## WHAT IS NEEDED
Restate the data below word for word, leaving nothing out.

======== DATA IN THIS EXERCISE

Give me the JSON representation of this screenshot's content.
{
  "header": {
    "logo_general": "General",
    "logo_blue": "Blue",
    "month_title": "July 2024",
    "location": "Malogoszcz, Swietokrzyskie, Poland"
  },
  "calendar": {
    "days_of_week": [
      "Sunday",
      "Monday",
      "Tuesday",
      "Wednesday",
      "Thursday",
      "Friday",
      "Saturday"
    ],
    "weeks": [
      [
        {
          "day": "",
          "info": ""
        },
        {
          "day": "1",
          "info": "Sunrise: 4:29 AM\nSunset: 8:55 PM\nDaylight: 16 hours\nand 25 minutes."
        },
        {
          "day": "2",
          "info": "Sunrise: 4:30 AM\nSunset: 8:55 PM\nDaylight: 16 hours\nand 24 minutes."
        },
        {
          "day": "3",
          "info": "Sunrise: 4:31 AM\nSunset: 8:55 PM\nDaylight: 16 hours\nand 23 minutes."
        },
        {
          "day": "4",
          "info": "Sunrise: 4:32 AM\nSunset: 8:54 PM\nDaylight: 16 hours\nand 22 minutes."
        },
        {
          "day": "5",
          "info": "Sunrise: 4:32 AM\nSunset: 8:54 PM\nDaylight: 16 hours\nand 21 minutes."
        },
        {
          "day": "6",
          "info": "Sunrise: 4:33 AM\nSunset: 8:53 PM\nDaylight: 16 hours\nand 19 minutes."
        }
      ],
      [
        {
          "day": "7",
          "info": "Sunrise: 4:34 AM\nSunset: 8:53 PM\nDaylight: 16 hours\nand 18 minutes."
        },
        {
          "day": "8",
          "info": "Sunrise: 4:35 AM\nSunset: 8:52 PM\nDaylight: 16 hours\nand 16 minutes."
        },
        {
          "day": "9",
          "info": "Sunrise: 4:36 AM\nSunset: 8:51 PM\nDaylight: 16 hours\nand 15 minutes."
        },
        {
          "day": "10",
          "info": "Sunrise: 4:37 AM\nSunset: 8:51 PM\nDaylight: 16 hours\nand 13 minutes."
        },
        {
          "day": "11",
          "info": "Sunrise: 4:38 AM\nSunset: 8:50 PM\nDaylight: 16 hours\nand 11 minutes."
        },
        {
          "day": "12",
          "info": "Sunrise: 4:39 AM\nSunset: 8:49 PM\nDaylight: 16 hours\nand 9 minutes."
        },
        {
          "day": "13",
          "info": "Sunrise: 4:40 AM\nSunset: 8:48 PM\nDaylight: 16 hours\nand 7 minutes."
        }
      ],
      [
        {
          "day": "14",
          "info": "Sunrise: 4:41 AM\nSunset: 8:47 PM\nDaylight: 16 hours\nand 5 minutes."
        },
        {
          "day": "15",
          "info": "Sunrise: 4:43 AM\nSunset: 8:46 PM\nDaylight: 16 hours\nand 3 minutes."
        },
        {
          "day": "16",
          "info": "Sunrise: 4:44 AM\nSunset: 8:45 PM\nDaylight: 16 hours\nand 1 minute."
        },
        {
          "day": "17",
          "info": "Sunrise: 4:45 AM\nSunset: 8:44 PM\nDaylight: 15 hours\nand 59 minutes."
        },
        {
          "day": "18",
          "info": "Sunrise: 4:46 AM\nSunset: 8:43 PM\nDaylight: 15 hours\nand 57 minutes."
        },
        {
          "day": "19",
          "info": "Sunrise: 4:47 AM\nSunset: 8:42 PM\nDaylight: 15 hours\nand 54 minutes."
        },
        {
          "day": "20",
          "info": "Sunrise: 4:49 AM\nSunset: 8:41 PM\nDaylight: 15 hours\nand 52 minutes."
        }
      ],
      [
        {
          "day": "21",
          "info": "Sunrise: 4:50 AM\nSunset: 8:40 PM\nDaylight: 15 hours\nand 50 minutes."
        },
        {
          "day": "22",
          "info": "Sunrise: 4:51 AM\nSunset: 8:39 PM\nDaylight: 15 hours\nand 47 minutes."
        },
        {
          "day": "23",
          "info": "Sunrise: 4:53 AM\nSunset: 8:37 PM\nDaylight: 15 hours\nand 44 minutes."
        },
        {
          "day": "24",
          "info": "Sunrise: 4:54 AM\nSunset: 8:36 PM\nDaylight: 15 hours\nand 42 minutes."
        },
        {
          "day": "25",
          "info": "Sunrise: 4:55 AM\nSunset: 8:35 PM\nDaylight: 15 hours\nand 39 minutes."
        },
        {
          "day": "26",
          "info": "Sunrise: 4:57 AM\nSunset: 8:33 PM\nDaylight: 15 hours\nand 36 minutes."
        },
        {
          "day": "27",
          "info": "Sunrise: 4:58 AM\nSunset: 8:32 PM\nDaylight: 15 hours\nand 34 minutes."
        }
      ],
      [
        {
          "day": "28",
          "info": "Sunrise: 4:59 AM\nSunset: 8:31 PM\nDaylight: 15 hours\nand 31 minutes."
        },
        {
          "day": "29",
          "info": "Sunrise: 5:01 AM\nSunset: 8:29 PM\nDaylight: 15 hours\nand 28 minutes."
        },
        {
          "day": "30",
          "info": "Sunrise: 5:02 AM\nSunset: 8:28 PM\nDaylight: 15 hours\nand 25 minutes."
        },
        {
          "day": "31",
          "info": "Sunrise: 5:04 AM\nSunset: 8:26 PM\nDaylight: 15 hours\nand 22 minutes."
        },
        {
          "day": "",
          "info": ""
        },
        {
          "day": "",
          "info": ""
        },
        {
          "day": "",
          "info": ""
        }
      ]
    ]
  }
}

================

## THE ANSWER
Give me the JSON representation of this screenshot's content.
{
  "header": {
    "logo_general": "General",
    "logo_blue": "Blue",
    "month_title": "July 2024",
    "location": "Malogoszcz, Swietokrzyskie, Poland"
  },
  "calendar": {
    "days_of_week": [
      "Sunday",
      "Monday",
      "Tuesday",
      "Wednesday",
      "Thursday",
      "Friday",
      "Saturday"
    ],
    "weeks": [
      [
        {
          "day": "",
          "info": ""
        },
        {
          "day": "1",
          "info": "Sunrise: 4:29 AM\nSunset: 8:55 PM\nDaylight: 16 hours\nand 25 minutes."
        },
        {
          "day": "2",
          "info": "Sunrise: 4:30 AM\nSunset: 8:55 PM\nDaylight: 16 hours\nand 24 minutes."
        },
        {
          "day": "3",
          "info": "Sunrise: 4:31 AM\nSunset: 8:55 PM\nDaylight: 16 hours\nand 23 minutes."
        },
        {
          "day": "4",
          "info": "Sunrise: 4:32 AM\nSunset: 8:54 PM\nDaylight: 16 hours\nand 22 minutes."
        },
        {
          "day": "5",
          "info": "Sunrise: 4:32 AM\nSunset: 8:54 PM\nDaylight: 16 hours\nand 21 minutes."
        },
        {
          "day": "6",
          "info": "Sunrise: 4:33 AM\nSunset: 8:53 PM\nDaylight: 16 hours\nand 19 minutes."
        }
      ],
      [
        {
          "day": "7",
          "info": "Sunrise: 4:34 AM\nSunset: 8:53 PM\nDaylight: 16 hours\nand 18 minutes."
        },
        {
          "day": "8",
          "info": "Sunrise: 4:35 AM\nSunset: 8:52 PM\nDaylight: 16 hours\nand 16 minutes."
        },
        {
          "day": "9",
          "info": "Sunrise: 4:36 AM\nSunset: 8:51 PM\nDaylight: 16 hours\nand 15 minutes."
        },
        {
          "day": "10",
          "info": "Sunrise: 4:37 AM\nSunset: 8:51 PM\nDaylight: 16 hours\nand 13 minutes."
        },
        {
          "day": "11",
          "info": "Sunrise: 4:38 AM\nSunset: 8:50 PM\nDaylight: 16 hours\nand 11 minutes."
        },
        {
          "day": "12",
          "info": "Sunrise: 4:39 AM\nSunset: 8:49 PM\nDaylight: 16 hours\nand 9 minutes."
        },
        {
          "day": "13",
          "info": "Sunrise: 4:40 AM\nSunset: 8:48 PM\nDaylight: 16 hours\nand 7 minutes."
        }
      ],
      [
        {
          "day": "14",
          "info": "Sunrise: 4:41 AM\nSunset: 8:47 PM\nDaylight: 16 hours\nand 5 minutes."
        },
        {
          "day": "15",
          "info": "Sunrise: 4:43 AM\nSunset: 8:46 PM\nDaylight: 16 hours\nand 3 minutes."
        },
        {
          "day": "16",
          "info": "Sunrise: 4:44 AM\nSunset: 8:45 PM\nDaylight: 16 hours\nand 1 minute."
        },
        {
          "day": "17",
          "info": "Sunrise: 4:45 AM\nSunset: 8:44 PM\nDaylight: 15 hours\nand 59 minutes."
        },
        {
          "day": "18",
          "info": "Sunrise: 4:46 AM\nSunset: 8:43 PM\nDaylight: 15 hours\nand 57 minutes."
        },
        {
          "day": "19",
          "info": "Sunrise: 4:47 AM\nSunset: 8:42 PM\nDaylight: 15 hours\nand 54 minutes."
        },
        {
          "day": "20",
          "info": "Sunrise: 4:49 AM\nSunset: 8:41 PM\nDaylight: 15 hours\nand 52 minutes."
        }
      ],
      [
        {
          "day": "21",
          "info": "Sunrise: 4:50 AM\nSunset: 8:40 PM\nDaylight: 15 hours\nand 50 minutes."
        },
        {
          "day": "22",
          "info": "Sunrise: 4:51 AM\nSunset: 8:39 PM\nDaylight: 15 hours\nand 47 minutes."
        },
        {
          "day": "23",
          "info": "Sunrise: 4:53 AM\nSunset: 8:37 PM\nDaylight: 15 hours\nand 44 minutes."
        },
        {
          "day": "24",
          "info": "Sunrise: 4:54 AM\nSunset: 8:36 PM\nDaylight: 15 hours\nand 42 minutes."
        },
        {
          "day": "25",
          "info": "Sunrise: 4:55 AM\nSunset: 8:35 PM\nDaylight: 15 hours\nand 39 minutes."
        },
        {
          "day": "26",
          "info": "Sunrise: 4:57 AM\nSunset: 8:33 PM\nDaylight: 15 hours\nand 36 minutes."
        },
        {
          "day": "27",
          "info": "Sunrise: 4:58 AM\nSunset: 8:32 PM\nDaylight: 15 hours\nand 34 minutes."
        }
      ],
      [
        {
          "day": "28",
          "info": "Sunrise: 4:59 AM\nSunset: 8:31 PM\nDaylight: 15 hours\nand 31 minutes."
        },
        {
          "day": "29",
          "info": "Sunrise: 5:01 AM\nSunset: 8:29 PM\nDaylight: 15 hours\nand 28 minutes."
        },
        {
          "day": "30",
          "info": "Sunrise: 5:02 AM\nSunset: 8:28 PM\nDaylight: 15 hours\nand 25 minutes."
        },
        {
          "day": "31",
          "info": "Sunrise: 5:04 AM\nSunset: 8:26 PM\nDaylight: 15 hours\nand 22 minutes."
        },
        {
          "day": "",
          "info": ""
        },
        {
          "day": "",
          "info": ""
        },
        {
          "day": "",
          "info": ""
        }
      ]
    ]
  }
}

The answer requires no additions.